Fachbereich Veterinärmedizin



    Untersuchungen zur Infektion mit Oxyuren bei mediterranen Landschildkröten in menschlicher Obhut und ihr Einfluss auf die Entwicklung juveniler Testudo graeca (2013)

    Brosda, Anette (WE 13)
    Berlin: Mensch und Buch Verlag, 2013 — 164 Seiten
    ISBN: 978-3-86387-275-5
    URL (Volltext): http://www.diss.fu-berlin.de/diss/receive/FUDISS_thesis_000000044367
    Institut für Parasitologie und Tropenveterinärmedizin

    Robert-von-Ostertag-Str. 7-13
    Gebäude 35, 22, 23
    14163 Berlin
    +49 30 838 62310

    Abstract / Zusammenfassung

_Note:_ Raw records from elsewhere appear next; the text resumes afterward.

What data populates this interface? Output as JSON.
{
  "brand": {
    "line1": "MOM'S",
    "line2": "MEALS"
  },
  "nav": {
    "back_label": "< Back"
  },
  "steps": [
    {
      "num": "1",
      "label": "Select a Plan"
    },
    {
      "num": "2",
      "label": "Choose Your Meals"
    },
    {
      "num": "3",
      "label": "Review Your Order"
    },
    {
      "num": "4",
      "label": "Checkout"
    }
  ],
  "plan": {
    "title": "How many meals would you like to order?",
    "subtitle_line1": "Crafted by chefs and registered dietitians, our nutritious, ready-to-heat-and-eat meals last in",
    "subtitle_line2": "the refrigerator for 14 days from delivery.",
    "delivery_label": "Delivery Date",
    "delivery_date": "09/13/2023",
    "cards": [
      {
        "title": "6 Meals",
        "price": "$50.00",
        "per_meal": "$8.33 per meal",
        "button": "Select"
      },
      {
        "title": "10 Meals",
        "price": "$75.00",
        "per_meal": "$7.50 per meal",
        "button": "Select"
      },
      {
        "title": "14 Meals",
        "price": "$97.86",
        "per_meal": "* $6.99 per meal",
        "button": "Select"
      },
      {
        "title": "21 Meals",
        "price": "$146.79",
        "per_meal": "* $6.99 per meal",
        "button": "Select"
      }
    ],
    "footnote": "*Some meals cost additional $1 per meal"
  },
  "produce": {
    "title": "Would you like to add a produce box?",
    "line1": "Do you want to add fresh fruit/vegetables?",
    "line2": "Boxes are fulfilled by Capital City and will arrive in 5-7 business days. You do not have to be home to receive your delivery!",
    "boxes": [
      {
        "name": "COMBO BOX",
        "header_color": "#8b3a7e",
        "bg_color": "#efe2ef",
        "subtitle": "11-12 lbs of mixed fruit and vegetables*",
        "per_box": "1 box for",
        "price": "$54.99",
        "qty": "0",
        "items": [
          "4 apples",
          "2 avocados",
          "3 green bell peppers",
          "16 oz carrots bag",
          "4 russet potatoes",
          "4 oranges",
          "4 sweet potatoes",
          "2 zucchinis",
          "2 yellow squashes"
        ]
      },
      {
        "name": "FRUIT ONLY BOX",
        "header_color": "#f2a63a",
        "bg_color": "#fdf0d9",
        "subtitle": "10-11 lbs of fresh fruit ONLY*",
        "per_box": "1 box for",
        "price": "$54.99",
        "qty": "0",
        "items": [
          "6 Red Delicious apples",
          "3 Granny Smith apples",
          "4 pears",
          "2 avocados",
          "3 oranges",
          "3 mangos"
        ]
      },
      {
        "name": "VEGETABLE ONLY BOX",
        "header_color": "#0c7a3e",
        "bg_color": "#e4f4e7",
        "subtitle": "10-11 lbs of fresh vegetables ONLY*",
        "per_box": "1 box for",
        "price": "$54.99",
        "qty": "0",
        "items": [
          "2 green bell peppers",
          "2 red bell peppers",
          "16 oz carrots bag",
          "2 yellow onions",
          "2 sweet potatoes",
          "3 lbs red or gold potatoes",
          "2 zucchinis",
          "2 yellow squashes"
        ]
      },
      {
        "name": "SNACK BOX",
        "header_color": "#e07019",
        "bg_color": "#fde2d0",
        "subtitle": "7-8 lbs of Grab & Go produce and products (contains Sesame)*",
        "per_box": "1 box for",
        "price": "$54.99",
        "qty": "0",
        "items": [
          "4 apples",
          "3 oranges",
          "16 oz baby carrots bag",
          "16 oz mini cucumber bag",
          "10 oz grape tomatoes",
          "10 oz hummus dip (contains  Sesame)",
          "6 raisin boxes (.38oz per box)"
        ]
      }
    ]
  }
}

    Stool samples of 276 tortoises (T. hermanni, T. graeca, T. horsfieldii T. marginata) were microscopically examined. For this study a qualitative method (direct smear method) and, in 60 cases, a quantitative method (McMaster technique) was used.
    Almost half of the tortoises were provable infected with oxyurids.
    The oxyurids often co-existed with other tortoise-specific intestinal parasites.
    The most common of them were flagellates and/or ciliates. There was a significant positive correlation between the number of oxyurid eggs found with the direct smear method and the EPG values. In addition, the examination focused on the possible connection between tortoise species, sex, age, the way of keeping them, their socialization, the reasons why stool samples were sent in, anamnesis, symptoms or the treatment with anthelminthics and coprological prevalence of oxyurids and partly also the intensity of egg excretion.
    The study only found a significant statistical relation for age and anamnesis.
    Juvenile tortoises were more frequently infected with oxyurids and this was closely linked to a higher degree of egg excretion.
    Oxyurids were more often detected in animals that seemed to be healthy over the past six months than in animals that became sick during the same period. There are clear indications that tortoises infected with oxyurids show more often symptoms than non-infected animals and infected animals with symptoms show a higher egg excretion than infected tortoises without symptoms. The treatment with anthelminthics had a certain influence on the negative proof of oxyurids and on a reduced excretion of eggs.

    A feeding trial was carried out with 15 juvenile Testudo graeca ibera that were split into an oxyurid-infected and non oxyurid-infected group. Even though the trial conditions were the same, the infected animals had an advantage regarding their nutrient intake, the development of their weight and apparent digestibility of most of the feed components.
    One can only speculate about the reasons why this is so. One possibility could be that oxyurids brake up faecal matter or another one that they play an active role in the digestion of fibre.